The resultant alloy attains the aforementioned desirable combination of strength and conductivity without critical quenching rates.
The present invention will be more readily apparent from a consideration of the following illustrative examples.
EXAMPLE I A series of alloys were prepared by conventional techniques used for separation of alloys of this type including an induction furnace, a suitable crucible material, and protection of the molten metal from oxygen by an inert or reducing atmosphere.
OFHC-grade copper was melted down and the temperature of the melt raised to about 1200 to 1300 C. Iron and cobalt were added in elemental form. After the alloying additions had completely dissolved, phosphorus was added to the melt in the form of a copper-l to 15% phosphorus master alloy. The tin and magnesium were then added to the melt in elemental form, with the magnesium being added at about 1200 C. The melt was then held at temperature for about to minutes during which time the melt was stirred and cast into cast iron molds. The composition of the resultant alloys is indicated in the table below.
TABLE I Percent by weight Phos- Mag- Cobalt phorus Tin nesium Copper 0. 7 0. l Substantially balance. .7 0. 1 Do. 1. 5 0. 1 Do. 1. 5 0. 1 Do. 1. 5 0. 1 Do. 1. 5 0. 1 Do.

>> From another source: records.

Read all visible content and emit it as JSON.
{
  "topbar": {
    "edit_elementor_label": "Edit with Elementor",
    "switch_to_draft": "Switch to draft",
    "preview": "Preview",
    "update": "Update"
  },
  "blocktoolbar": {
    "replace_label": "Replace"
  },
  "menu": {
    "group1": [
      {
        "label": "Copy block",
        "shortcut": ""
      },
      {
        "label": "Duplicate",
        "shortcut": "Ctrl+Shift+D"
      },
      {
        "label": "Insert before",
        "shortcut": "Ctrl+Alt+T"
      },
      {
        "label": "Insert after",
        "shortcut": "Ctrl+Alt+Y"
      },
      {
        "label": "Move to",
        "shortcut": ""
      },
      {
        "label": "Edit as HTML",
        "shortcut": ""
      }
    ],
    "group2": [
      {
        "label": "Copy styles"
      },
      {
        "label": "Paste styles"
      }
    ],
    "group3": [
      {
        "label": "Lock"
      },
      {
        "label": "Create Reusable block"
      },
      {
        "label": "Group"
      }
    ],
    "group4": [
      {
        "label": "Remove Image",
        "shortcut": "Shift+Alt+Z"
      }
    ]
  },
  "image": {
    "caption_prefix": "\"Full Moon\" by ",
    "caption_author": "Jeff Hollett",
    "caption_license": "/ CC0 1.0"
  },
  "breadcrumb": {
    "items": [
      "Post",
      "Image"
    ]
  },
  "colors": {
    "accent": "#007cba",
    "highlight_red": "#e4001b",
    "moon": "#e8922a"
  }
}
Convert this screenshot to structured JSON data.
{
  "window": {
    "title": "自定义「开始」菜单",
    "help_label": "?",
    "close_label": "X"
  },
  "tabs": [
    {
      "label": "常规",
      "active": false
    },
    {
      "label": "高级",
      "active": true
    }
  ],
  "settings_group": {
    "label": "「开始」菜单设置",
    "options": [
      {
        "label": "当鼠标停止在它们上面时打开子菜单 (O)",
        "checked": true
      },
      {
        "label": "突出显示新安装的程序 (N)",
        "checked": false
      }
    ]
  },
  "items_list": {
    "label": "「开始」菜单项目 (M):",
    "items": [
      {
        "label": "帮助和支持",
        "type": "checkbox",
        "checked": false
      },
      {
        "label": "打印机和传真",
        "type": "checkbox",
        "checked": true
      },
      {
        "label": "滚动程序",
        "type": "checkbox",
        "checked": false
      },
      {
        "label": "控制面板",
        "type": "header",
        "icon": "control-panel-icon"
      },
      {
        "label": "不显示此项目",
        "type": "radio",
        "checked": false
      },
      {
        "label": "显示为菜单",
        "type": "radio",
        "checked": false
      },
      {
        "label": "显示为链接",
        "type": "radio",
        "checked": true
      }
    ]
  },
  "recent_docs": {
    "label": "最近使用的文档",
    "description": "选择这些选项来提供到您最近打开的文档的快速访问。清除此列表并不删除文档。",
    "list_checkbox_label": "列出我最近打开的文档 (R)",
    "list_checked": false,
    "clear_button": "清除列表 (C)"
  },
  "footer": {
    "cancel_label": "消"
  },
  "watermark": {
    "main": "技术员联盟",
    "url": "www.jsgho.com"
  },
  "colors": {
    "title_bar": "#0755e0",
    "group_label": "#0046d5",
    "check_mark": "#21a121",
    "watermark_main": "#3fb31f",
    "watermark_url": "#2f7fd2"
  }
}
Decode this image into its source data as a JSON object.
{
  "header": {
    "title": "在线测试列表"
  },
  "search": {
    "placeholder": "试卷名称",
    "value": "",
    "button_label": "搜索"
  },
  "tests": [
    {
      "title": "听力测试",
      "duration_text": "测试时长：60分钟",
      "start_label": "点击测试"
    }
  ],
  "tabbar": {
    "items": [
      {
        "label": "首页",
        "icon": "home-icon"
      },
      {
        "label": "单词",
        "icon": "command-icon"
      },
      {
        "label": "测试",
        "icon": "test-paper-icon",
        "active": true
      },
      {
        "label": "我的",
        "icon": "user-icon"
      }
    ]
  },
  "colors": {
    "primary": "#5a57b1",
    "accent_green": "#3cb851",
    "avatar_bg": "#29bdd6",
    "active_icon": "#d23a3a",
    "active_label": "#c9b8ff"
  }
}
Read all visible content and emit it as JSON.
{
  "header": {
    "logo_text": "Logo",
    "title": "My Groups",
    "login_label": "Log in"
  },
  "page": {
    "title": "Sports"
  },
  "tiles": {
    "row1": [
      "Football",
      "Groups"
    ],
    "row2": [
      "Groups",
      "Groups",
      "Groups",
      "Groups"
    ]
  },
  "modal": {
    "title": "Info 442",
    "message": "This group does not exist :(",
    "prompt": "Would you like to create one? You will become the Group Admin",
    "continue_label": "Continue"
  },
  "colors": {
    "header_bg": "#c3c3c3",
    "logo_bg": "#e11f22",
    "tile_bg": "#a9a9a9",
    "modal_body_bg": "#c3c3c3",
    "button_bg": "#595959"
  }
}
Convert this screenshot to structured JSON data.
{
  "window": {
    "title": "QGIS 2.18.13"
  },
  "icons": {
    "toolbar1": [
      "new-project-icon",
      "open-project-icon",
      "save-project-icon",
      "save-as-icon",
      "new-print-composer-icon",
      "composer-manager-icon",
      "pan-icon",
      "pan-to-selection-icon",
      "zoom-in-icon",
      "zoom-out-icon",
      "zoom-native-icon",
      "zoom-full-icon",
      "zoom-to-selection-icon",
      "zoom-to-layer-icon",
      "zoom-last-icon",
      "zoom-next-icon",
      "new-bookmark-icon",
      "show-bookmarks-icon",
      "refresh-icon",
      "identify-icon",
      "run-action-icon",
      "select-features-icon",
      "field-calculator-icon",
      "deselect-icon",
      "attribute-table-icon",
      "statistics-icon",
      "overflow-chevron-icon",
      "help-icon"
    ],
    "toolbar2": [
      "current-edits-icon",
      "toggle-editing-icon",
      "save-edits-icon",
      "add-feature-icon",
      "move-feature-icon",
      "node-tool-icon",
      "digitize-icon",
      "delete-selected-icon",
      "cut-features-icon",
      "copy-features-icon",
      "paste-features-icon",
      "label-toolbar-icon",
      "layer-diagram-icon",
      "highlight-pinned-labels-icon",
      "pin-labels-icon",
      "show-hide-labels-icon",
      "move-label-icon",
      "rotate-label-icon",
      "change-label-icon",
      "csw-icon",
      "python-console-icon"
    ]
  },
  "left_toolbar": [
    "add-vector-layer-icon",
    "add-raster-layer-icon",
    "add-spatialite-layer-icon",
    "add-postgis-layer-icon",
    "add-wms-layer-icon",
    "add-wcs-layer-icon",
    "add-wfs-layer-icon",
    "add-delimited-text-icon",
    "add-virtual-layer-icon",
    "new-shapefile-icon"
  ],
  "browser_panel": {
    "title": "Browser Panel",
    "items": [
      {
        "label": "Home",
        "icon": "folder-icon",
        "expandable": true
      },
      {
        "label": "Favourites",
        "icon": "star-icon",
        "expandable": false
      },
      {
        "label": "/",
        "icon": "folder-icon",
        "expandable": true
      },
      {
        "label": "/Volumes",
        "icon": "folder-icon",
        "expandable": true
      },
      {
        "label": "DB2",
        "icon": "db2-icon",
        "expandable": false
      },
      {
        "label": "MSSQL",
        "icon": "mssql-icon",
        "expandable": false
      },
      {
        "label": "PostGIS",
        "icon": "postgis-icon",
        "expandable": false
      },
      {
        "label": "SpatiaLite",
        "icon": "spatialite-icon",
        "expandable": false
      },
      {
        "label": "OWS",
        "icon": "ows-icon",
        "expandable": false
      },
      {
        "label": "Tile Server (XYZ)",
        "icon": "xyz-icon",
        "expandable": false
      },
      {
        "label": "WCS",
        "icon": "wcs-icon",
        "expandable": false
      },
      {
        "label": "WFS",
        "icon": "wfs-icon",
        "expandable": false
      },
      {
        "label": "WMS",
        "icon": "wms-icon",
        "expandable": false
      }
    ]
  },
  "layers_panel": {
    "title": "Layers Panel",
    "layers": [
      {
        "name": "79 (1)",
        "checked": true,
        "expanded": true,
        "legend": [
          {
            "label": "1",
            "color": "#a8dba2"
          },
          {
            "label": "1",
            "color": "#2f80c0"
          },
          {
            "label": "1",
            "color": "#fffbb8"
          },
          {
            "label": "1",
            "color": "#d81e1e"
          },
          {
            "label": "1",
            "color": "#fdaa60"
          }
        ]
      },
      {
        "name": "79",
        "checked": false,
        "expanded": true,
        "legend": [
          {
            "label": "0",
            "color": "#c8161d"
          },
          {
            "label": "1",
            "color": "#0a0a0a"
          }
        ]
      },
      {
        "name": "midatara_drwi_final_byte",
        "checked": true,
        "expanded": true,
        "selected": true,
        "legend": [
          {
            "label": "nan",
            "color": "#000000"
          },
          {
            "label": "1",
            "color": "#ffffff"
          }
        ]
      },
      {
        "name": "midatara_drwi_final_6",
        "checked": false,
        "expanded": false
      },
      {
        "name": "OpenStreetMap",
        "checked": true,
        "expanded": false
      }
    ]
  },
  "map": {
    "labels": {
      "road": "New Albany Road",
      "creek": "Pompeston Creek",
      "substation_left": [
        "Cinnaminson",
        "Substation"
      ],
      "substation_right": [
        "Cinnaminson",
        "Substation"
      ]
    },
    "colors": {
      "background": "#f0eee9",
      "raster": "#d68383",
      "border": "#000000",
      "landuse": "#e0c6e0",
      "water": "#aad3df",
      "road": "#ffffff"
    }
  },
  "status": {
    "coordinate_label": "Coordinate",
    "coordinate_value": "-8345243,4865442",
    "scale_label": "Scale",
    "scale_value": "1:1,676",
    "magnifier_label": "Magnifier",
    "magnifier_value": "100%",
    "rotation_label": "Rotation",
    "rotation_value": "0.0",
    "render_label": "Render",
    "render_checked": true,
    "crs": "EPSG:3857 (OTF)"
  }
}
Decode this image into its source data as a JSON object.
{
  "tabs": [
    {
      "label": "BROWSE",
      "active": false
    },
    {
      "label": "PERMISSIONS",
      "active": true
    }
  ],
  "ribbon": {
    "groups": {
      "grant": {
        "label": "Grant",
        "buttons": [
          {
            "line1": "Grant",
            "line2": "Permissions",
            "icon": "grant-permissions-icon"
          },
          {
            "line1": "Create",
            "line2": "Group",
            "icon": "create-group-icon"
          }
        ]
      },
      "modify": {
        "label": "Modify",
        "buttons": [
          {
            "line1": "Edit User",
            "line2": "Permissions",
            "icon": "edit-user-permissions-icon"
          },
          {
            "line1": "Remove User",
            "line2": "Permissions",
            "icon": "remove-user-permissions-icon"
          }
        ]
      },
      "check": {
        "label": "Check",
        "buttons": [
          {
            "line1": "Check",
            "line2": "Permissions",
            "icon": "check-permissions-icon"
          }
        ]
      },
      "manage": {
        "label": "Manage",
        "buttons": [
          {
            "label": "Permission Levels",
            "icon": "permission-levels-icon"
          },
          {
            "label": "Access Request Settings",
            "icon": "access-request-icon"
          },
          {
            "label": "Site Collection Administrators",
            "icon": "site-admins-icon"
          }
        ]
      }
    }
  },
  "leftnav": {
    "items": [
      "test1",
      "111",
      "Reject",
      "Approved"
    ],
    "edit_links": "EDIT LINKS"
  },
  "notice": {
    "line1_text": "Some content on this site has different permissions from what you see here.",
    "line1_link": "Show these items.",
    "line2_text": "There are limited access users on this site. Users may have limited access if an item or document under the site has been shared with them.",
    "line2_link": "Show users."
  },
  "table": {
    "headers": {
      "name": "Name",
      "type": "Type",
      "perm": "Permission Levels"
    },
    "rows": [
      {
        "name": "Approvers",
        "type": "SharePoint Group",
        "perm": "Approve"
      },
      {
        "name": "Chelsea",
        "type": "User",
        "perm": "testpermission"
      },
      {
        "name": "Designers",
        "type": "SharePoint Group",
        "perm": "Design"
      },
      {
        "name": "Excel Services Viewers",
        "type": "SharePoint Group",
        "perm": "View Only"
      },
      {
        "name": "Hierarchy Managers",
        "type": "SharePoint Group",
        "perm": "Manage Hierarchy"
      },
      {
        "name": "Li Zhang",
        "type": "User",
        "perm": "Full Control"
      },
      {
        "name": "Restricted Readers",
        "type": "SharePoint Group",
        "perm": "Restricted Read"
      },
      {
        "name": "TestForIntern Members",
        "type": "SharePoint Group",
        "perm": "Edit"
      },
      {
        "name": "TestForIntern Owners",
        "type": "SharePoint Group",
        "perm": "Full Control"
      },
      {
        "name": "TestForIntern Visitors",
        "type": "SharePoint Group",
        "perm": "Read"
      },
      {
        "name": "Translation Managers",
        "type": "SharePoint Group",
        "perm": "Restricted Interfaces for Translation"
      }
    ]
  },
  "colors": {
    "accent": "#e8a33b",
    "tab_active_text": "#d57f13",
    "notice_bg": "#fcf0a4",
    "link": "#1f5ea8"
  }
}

EXAMPLE II The ingots prepared in Example I were hot rolled at 980 C. to 0.5" thickness and subsequently solution heat treated for one hour at 980 C. The materials were then subjected to a simulated commercial hot rolling thermal history as follows: cool rapidly to 860 0., hold 10 minutes, water quench, cold roll 70%, age at 450 to TABLE II Yield strength Ultimate Percent 0. 2% tensile Percent mos offset, strength, elongaconduck s.i. k s.i. tion tivity The foregoing data show the surprising improvements obtained by the alloys of the present invention. For example, Alloy B obtains about 10% greater strengths than Alloy A at comparable ductility with only minor loss of conductivity. Alloys 1), E and F show similar advantages over Alloy C.
This invention may be embodied in other forms or carried out in other ways without departing from the spirit or essential characteristics thereof. The present embodiment is therefore to be considered as in all respects illustrative and not restrictive, the scope of the invention being indicated by the appended claims, and all changes which come within the meaning and range of equivalency are intended to be embraced therein.
What is claimed is:
1. A high conductivity, high strength wrought copper base alloy consisting essentially of from 0.2 to 4.0% iron, 0.2 to 2.5% cobalt, from 0.01 to 0.5% phosphorus, a material selected from the group consisting of tin from 0.1 to 1.0%, magnesium from 0.1 to 1.0% and mixtures thereof, and the balance copper, with the iron plus cobalt content being from 1 to 5%, said alloy containing a fine, uniform dispersion of alloying additions which contains complex intermetallic compounds.
2. An alloy according to claim 1 having a yield strength in excess of 80,000 p.s.i. and conductivity in excess of 50% IACS.
3. An alloy according to claim 1 wherein the iron is present in an amount of from 0.7 to 2.8%.
4. An alloy according to claim 1 wherein the cobalt is present in an amount from 0.3 to 1.5%.
5. -An alloy according to claim 1 wherein phosphorus is present in an amount from 0.03 to 0.15%.
6. An alloy according to claim 1 in the rolled temper.
7. An alloy according to claim 1 in the rolled and aged condition.
References Cited UNITED STATES PATENTS 3,522,039 7/1970 McLain 75l53 X 2,210,670 8/1940 Kelly 75l54 2,127,596 8/1938 'Hensel et al. 75l53 2,164,065 6/ 1939 Hensel et al. 75l53 2,171,697 9/19319 Hensel et al. 75l53 2,243,276 5/1941 Hensel et al. .75153 2,147,844 2/1939 Kelly 75l53 CHARLES N. LOVELL, Primary Examiner US. Cl. X.R.